Goalkeeper David Raya and club captain Charlie Mulgrew have both been allowed to leave, while Richie Smallwood, an ever-present in the promotion winning campaign of 2017/18, is yet to feature in a matchday squad.

Mowbray says his decisions are ‘for the better of the team and the football club’ as he looks to push towards the top six, something he felt was only achievable with a change in playing style.

“I’m making decisions for the better of the team and the football club, in my opinion,” Mowbray said.

“We have to win games, I understand that, but I have to do what I believe is right for the team, not overly concern myself about individuals within the team and that’s the toughness of this job.

“For over two years there’s been a pretty tight bond with the same group of players but as players get older, teams develop, and football develops in such a short period of time, if you stand still you’re probably going backwards.

“The players know my job is as the football club manager, I’m a human being of course and develop relationships along the way of course, but my job is to propel this club back towards the Premier League.

“There will be casualties along the way. If people don’t get in the team then in my opinion it’s because we’ve signed better players, or players that are better suited to the way we want to play.

“I think most people understand that.

“I’m just trying to progress the team and yet at this moment, two games gone, there doesn’t look like much progress.

“We will get judged over the course of the season but I’m confident we’ll win games consistently and find a way to play that suits this group of players and hopefully they enjoy the journey, as do the fans.”

Mowbray met with each of his players at the end of last season and outlined his aims which has since seen Raya and Mulgrew depart and six players arrive.

“If we’re talking about Charlie for example, there was no fall-out, it was very amicable, we shook hands and he understood this was a football decision not a human decision,” Mowbray explained.

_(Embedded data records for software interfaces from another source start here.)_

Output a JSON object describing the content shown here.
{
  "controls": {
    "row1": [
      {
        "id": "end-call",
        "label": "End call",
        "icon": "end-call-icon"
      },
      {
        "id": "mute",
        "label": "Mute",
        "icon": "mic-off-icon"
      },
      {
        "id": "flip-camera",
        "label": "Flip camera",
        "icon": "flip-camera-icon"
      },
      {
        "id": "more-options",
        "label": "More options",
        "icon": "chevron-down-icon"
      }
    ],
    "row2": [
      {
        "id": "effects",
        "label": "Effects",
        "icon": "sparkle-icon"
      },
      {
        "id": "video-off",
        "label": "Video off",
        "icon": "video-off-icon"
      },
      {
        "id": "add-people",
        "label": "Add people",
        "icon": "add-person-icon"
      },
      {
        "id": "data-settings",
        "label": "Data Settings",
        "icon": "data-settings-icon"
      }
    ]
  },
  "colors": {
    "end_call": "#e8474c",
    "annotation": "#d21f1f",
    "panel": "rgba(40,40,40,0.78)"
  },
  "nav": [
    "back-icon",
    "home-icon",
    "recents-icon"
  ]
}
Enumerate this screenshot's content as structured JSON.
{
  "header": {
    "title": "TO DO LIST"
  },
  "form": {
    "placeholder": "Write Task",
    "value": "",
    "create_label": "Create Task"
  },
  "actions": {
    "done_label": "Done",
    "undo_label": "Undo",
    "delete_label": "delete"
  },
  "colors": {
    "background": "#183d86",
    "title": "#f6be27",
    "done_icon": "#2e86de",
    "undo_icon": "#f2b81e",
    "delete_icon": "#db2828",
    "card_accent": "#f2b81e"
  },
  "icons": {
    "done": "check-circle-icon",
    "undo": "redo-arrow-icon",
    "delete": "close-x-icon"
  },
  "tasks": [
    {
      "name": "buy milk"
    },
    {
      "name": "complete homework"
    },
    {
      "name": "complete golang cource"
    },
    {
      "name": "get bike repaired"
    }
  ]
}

“I don’t have anything against Charlie Mulgrew, he’s an amazing man and has a lot of human characteristics that I see in myself.

“That may sound strange but he’s a loyal, humble guy who works hard at his job is what Charlie does every day and since pre-season, every day he’s done extra work after training.”

Danny Graham, player of the year last season, is yet to start a league game, but the 34-year-old had a big impact in the Carabao Cup win over Oldham.

Mowbray brought in Sam Gallagher for £5m to take away some of the reliance on Graham and says the new faces through the door this summer were to offer something different to the squad.

He added: “I sat down with them, all the players who have been on this journey with us knew my thoughts when we did a de-brief on the season and what the plan was, because that had already started.

“We were going to move things in a slightly different direction and I believe that if we kept the same players and played the same way then we’d probably end up with similar results and finish in a similar position.

“Is that the right thing to do or is it right to change some players and try and get players who are better at certain things than other players?

“I’m not sure anyone we’ve signed is as tenacious as Richie Smallwood in a 50-50 combative game in the middle of midfield when there’s lots of bodies around.

“But if you take a different direction there will be players with better technical ability to play forward passes or manipulate the ball out of tight areas.

“It’s how you want to do it. Richie knows that, so they’re not difficult conversations.

“They go in to it with their eyes wide open, as I do. I’m the guy who gave these players the contracts so I tell them and they either want to stay and be a part of it or you to where the manager is telling you that you’ll be the main man and play every week.

“That’s okay, as long as they know, I’ve got a very clear conscience when trying to pick players to win games.”